Task goal. Please return all lines of the data below containing the string "screenshot".

___ Data shown ___

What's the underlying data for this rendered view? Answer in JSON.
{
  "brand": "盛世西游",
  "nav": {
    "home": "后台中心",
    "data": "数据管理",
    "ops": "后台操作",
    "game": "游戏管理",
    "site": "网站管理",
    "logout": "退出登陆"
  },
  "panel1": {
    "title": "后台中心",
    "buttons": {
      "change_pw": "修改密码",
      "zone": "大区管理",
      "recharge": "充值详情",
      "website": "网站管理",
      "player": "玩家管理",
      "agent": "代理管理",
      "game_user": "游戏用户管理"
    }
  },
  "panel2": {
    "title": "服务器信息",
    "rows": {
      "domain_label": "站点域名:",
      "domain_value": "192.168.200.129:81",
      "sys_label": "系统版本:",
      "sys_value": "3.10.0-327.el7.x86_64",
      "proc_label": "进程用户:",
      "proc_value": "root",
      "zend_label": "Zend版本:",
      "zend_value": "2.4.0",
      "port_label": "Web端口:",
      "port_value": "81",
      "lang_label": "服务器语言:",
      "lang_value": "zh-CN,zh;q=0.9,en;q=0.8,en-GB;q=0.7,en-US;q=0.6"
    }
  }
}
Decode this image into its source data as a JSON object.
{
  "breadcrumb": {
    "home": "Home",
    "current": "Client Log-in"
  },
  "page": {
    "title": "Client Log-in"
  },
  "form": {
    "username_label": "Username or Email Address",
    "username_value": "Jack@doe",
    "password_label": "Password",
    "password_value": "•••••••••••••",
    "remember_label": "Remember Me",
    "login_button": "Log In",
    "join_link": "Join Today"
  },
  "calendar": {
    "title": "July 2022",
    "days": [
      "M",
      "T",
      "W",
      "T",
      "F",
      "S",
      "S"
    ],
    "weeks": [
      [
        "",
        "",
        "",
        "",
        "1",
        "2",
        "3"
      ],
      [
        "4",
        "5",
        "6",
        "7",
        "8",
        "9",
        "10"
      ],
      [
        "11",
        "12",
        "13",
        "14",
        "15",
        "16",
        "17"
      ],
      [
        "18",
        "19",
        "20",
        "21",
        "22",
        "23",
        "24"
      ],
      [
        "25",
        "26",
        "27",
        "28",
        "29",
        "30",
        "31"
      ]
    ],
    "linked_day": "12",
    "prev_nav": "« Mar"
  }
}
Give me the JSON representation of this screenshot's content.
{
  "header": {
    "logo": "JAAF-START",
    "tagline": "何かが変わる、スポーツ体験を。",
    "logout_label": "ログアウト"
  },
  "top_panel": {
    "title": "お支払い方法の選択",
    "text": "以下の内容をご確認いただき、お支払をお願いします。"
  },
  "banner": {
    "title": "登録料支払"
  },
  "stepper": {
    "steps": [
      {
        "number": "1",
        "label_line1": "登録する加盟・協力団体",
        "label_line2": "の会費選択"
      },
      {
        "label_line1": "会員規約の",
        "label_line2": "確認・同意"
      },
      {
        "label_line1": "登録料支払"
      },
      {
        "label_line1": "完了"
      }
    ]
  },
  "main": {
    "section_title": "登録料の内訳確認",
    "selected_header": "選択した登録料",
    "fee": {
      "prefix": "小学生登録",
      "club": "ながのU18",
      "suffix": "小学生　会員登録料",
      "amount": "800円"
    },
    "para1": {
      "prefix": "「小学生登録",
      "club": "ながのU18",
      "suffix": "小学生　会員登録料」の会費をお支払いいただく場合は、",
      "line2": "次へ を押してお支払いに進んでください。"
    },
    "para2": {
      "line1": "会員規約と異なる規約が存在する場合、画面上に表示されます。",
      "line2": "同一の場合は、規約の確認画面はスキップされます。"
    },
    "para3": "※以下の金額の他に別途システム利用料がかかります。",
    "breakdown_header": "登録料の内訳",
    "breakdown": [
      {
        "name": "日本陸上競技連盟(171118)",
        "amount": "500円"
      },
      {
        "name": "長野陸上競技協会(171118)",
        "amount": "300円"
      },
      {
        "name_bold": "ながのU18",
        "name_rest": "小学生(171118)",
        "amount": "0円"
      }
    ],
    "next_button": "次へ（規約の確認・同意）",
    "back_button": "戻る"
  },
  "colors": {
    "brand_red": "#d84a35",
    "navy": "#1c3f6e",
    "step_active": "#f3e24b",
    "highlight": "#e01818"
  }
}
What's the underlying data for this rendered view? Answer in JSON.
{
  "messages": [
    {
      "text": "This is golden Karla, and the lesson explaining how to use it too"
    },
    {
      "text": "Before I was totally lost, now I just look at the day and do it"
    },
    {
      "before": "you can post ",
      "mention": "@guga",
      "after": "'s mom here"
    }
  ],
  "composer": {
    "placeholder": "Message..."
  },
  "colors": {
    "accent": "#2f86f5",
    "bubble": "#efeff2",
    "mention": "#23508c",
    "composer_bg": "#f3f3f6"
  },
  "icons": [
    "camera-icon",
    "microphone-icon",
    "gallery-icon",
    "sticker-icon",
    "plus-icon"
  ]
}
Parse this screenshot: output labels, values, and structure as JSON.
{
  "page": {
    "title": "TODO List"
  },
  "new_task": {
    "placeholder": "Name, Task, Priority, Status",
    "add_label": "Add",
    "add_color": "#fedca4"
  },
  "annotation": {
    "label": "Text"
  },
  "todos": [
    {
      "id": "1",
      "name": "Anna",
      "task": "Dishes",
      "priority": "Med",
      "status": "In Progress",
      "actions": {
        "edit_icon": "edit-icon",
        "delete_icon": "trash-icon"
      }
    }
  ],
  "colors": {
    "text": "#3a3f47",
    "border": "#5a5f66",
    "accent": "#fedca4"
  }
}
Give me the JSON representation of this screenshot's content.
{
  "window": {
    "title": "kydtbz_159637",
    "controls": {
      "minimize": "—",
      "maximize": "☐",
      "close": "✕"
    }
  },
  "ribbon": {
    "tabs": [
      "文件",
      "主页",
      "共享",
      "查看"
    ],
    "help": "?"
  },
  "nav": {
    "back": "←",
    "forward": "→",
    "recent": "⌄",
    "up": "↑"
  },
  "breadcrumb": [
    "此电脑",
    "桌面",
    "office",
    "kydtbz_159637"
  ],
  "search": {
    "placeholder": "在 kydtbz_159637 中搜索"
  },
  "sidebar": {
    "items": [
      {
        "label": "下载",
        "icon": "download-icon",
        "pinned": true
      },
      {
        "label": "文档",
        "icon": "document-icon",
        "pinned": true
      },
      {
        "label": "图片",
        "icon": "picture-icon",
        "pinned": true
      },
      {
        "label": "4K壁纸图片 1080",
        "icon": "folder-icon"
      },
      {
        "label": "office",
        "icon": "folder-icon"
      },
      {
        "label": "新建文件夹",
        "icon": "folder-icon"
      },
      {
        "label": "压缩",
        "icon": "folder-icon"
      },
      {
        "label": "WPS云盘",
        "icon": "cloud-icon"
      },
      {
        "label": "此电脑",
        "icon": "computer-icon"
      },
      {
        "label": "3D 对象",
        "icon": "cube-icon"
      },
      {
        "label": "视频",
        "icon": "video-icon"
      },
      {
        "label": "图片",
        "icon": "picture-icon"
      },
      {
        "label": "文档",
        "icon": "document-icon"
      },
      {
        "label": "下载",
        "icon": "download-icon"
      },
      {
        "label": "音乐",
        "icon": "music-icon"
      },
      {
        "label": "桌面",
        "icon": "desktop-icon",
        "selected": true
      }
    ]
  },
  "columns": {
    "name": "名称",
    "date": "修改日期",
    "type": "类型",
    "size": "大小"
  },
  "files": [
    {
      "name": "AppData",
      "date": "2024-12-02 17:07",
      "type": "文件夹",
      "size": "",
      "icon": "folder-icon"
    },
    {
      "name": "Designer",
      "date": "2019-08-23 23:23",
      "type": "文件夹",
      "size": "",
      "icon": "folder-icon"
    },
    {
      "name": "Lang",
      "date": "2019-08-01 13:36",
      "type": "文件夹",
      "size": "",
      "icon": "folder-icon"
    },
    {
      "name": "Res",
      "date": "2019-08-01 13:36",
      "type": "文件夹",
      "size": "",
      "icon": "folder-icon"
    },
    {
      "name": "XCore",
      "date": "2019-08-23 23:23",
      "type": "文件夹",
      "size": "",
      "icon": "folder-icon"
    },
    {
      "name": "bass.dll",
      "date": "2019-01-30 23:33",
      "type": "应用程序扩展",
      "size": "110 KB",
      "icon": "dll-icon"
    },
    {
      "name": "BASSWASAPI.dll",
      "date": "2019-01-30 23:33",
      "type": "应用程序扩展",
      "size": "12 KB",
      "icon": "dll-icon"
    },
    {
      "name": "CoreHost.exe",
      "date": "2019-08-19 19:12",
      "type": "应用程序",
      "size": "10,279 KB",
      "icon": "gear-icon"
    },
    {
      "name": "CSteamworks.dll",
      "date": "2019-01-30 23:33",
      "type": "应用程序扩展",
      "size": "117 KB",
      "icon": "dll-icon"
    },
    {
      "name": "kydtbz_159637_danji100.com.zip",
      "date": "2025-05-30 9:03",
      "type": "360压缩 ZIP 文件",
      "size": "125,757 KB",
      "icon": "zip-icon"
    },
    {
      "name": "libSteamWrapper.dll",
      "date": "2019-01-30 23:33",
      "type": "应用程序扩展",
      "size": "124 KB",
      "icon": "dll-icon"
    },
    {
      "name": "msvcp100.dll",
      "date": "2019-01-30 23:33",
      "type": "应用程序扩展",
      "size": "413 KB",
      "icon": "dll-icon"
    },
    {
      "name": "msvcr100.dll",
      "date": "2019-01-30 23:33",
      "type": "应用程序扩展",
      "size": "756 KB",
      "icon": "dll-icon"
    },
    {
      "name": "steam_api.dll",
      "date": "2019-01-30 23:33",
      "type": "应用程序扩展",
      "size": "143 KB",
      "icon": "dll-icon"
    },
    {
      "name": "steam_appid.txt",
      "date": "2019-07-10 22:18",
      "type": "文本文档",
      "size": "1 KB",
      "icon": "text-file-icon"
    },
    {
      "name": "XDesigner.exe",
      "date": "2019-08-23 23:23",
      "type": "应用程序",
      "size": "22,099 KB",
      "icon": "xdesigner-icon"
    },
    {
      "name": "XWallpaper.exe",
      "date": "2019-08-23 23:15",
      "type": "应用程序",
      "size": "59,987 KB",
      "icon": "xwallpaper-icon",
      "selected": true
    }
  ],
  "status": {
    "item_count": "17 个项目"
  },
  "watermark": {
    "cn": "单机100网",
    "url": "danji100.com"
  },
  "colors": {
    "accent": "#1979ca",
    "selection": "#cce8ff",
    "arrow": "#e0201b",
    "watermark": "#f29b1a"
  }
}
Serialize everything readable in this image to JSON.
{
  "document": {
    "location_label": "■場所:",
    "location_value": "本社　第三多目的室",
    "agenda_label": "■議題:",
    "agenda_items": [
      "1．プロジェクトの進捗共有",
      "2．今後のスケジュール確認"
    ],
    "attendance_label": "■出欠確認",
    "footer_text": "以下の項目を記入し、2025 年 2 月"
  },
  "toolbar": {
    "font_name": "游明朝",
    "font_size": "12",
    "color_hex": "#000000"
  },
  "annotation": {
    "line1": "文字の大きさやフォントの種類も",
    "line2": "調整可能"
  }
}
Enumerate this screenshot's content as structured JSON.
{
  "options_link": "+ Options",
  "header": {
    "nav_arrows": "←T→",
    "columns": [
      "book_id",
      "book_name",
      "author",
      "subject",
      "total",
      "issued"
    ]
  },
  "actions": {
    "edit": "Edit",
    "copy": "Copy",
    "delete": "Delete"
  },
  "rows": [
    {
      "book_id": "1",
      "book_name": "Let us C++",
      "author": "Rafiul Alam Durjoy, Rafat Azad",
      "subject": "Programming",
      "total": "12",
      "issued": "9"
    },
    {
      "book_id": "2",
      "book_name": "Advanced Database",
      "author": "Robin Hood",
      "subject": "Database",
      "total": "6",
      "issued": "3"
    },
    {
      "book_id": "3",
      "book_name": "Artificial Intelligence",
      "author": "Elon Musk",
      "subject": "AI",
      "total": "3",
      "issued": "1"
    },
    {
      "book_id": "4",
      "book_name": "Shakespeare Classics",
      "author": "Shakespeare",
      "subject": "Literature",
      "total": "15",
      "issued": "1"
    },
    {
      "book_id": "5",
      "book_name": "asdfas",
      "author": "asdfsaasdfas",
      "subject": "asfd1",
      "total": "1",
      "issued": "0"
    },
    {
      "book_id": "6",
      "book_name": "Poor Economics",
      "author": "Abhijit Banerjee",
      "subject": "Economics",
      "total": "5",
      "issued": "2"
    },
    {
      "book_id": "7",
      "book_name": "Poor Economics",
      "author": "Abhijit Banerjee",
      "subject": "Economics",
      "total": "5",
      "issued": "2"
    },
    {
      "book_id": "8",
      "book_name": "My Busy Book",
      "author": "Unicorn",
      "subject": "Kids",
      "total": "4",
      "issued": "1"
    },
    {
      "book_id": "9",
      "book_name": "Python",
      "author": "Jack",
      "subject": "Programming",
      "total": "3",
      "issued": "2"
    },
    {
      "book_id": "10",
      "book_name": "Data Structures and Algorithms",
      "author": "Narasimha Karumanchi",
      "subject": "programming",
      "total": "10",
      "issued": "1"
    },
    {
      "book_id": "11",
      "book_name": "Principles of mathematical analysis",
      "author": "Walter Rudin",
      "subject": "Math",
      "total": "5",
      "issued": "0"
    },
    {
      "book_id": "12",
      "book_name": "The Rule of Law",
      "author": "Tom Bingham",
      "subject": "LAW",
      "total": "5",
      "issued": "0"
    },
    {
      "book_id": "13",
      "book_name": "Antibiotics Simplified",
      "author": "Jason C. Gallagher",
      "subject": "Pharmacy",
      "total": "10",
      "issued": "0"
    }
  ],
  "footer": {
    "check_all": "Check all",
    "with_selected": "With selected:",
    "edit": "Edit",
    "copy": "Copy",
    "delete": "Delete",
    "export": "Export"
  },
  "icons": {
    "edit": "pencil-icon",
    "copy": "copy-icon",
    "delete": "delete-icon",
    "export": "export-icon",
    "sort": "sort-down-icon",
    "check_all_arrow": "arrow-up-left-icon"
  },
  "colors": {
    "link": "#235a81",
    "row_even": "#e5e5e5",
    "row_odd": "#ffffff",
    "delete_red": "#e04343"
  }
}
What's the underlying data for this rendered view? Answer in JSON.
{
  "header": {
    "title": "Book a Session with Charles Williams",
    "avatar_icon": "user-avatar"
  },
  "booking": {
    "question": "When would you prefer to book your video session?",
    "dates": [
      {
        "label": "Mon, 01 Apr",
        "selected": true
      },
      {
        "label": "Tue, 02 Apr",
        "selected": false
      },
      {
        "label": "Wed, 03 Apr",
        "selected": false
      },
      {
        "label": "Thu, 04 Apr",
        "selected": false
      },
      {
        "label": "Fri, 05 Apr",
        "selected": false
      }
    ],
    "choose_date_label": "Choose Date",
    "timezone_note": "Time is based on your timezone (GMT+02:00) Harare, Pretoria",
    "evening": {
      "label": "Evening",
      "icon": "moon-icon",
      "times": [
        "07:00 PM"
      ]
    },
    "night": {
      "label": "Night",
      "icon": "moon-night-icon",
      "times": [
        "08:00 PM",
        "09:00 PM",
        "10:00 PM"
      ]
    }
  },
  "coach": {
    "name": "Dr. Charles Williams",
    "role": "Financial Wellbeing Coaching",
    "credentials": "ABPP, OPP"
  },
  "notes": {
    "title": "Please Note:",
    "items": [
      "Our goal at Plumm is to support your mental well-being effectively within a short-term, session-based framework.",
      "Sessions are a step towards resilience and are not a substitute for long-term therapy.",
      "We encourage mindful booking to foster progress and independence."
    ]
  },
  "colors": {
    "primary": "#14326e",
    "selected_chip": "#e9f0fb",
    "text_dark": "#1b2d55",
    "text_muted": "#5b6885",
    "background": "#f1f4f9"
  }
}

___

Answer to the problem.
Give me the JSON representation of this screenshot's content.
Parse this screenshot: output labels, values, and structure as JSON.
Give me the JSON representation of this screenshot's content.
Enumerate this screenshot's content as structured JSON.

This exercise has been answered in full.